The game’s vocabulary
You need to know the proper jargon to be a successful poker player. Whether you play in an online or traditional casino, the language of poker will be crucial for your success.
The odds of winning a hand are calculated by subtracting the value of your opponent’s hand from your own. The higher the odds, the better your chances of winning the hand.
An ante is a small bet everyone must make before a hand begins. This gives the pot a value right off the bat, allowing players to make more bets in subsequent rounds.
When it’s your turn to act, say “call” or “I call” if you want to match the bet of someone else in the hand. This will allow you to add more money to the betting pool and give your opponents more chips to play with.
It’s always important to be aggressive when playing poker, but you must be careful about how much aggression you use. Too much aggression can be bad for your bankroll, so you need to only be aggressive when it makes sense.
When you’re in position, it’s easier to get good cards and control the size of the pot. It’s especially critical if you have a marginal hand.
A player in the first-to-act position is the player to the left of the dealer after the flop has been dealt. This seat is also called UTG, and it’s a very good place to start your play.
Sizing Up Your Opponents
Another skill you need to develop as a poker player is figuring out what hands your opponents are likely to be holding. This is a complex task, but it’s worth the effort to learn. A few factors can help you figure out what hands your opponents are likely to be playing, including their sizing and how long they take to make a decision.
If you can do this, you’ll be able to play smarter and avoid getting taken advantage of by weak hands on the flop or river.
Poker is an excellent activity for boosting your mental health, and it can be a great way to relax after a stressful day. It’s also an excellent opportunity to socialize and meet new people.
Learning to play the game can also be beneficial for your physical health, as it will help you build and maintain strong muscles and tendons. The game is a good workout for your brain, too, as it helps to strengthen neural pathways and develop myelin.
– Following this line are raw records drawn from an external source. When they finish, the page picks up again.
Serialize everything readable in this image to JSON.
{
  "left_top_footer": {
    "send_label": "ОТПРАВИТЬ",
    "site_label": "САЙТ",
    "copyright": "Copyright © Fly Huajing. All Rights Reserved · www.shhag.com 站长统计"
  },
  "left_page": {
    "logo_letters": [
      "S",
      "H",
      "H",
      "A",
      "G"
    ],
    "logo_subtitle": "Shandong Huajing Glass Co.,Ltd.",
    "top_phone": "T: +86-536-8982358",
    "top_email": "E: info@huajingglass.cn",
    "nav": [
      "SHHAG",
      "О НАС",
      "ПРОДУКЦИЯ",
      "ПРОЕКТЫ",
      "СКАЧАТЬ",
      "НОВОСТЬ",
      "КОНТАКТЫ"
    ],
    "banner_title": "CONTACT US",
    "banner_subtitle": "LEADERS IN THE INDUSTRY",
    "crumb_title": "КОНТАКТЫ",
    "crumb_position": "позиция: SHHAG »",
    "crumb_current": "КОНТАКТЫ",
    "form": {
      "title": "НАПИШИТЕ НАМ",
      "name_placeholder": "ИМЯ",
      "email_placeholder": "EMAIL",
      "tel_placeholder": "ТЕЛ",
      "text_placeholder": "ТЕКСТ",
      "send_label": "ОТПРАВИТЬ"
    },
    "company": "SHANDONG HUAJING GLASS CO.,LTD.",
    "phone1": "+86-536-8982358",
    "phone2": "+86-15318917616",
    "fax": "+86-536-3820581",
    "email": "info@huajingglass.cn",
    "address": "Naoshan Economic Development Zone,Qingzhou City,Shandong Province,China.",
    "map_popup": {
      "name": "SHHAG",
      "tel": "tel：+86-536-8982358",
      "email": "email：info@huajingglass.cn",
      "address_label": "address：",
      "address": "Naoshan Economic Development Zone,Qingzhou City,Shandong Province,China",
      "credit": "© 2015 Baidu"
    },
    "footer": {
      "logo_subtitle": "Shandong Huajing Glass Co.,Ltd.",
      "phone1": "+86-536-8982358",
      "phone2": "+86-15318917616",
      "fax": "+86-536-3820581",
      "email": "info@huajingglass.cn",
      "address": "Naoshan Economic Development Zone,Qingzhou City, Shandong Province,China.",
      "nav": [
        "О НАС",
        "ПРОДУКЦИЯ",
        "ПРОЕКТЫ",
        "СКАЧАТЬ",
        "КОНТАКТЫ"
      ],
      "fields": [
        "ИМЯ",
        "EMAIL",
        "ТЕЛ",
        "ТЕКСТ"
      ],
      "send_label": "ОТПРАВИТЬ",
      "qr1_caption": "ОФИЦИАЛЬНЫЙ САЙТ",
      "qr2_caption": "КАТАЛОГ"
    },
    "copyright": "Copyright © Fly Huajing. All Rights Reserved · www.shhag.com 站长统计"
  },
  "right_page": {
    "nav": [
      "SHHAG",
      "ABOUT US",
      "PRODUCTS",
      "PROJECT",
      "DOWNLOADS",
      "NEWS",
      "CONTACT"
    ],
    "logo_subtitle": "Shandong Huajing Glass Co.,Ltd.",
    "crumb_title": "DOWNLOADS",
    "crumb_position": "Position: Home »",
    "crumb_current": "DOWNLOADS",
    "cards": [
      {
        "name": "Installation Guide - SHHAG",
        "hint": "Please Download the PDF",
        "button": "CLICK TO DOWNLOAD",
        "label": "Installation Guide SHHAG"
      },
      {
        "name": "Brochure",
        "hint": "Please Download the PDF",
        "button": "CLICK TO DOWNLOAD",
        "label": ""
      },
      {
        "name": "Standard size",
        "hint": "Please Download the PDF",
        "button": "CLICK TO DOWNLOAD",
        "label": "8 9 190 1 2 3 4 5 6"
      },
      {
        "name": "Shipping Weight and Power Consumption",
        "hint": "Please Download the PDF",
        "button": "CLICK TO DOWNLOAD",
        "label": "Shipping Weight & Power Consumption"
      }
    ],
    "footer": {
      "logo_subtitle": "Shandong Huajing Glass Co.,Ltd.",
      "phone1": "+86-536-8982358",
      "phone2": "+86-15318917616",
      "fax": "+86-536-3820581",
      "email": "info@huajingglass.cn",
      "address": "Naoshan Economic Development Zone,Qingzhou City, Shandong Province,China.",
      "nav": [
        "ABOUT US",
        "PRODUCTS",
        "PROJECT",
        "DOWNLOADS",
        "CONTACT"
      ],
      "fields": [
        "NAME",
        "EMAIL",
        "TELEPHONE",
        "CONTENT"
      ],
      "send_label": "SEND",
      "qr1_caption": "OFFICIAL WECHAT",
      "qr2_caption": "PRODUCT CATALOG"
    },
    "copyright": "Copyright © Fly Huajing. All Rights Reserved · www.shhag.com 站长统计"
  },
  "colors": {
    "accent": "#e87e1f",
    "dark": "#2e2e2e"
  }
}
Poker is a competitive game that requires a lot of focus and concentration. If you’re constantly nervous or stressed, it can lead to poor performance at the table.